**Required action**
Go through the lines below and copy any that hold the string "value".
** Provided entries follows **
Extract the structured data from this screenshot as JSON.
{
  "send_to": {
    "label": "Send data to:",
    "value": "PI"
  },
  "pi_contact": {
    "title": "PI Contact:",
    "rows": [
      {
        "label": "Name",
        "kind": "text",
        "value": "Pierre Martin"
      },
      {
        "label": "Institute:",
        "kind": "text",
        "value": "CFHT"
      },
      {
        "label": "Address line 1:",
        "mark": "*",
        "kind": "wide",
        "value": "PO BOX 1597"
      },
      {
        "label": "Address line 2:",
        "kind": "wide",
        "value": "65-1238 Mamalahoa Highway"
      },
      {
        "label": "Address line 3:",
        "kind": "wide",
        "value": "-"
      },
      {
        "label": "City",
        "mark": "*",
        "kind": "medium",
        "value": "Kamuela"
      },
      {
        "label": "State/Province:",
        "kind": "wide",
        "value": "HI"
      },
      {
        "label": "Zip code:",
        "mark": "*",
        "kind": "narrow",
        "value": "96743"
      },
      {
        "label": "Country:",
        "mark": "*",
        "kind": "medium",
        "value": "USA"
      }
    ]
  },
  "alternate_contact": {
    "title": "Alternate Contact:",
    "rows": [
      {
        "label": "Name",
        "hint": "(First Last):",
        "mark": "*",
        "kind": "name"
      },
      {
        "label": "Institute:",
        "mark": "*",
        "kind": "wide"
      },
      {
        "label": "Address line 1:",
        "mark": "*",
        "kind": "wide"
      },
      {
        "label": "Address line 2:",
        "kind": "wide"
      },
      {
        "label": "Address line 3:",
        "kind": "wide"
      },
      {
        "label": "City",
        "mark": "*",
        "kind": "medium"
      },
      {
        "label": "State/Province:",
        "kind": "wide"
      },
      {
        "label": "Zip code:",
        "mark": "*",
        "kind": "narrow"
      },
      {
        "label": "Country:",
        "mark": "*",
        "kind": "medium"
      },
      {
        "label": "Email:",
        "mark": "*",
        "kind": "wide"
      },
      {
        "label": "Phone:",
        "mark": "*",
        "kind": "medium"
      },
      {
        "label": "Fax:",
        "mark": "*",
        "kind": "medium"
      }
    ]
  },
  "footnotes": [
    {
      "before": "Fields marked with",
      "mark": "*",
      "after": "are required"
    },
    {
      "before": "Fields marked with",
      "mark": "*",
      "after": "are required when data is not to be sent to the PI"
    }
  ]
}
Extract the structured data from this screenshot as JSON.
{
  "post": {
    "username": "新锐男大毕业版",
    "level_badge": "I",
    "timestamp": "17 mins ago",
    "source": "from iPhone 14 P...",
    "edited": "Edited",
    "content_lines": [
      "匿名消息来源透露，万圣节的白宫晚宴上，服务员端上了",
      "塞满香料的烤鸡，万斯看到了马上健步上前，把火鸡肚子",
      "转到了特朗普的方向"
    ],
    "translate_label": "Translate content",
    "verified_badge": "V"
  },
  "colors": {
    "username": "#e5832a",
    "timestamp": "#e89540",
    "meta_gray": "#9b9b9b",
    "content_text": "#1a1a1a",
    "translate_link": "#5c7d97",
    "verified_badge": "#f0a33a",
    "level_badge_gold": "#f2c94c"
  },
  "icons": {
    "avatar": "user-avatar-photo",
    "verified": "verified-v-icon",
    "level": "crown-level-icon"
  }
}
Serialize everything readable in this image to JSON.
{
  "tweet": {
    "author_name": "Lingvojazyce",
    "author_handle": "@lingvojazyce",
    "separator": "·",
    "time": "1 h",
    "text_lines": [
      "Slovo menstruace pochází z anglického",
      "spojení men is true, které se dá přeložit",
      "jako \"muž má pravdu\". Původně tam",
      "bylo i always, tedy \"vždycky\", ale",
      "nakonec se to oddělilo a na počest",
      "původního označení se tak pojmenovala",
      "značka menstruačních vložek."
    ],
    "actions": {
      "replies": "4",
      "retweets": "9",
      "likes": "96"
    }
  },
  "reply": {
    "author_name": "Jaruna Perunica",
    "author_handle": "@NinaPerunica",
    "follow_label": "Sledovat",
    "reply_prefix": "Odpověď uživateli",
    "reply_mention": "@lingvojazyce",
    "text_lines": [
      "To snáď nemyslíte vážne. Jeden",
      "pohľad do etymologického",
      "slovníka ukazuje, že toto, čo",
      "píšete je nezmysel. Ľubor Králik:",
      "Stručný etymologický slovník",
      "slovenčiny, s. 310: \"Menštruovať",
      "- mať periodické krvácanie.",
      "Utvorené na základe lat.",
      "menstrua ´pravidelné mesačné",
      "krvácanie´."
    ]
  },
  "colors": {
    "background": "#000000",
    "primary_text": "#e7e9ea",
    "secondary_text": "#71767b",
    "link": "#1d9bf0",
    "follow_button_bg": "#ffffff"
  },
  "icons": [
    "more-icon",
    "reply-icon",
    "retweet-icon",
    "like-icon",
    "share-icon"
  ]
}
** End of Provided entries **
**Completed task**
    "value": "PI"
        "value": "Pierre Martin"
        "value": "CFHT"
        "value": "PO BOX 1597"
        "value": "65-1238 Mamalahoa Highway"
        "value": "-"
        "value": "Kamuela"
        "value": "HI"
        "value": "96743"
        "value": "USA"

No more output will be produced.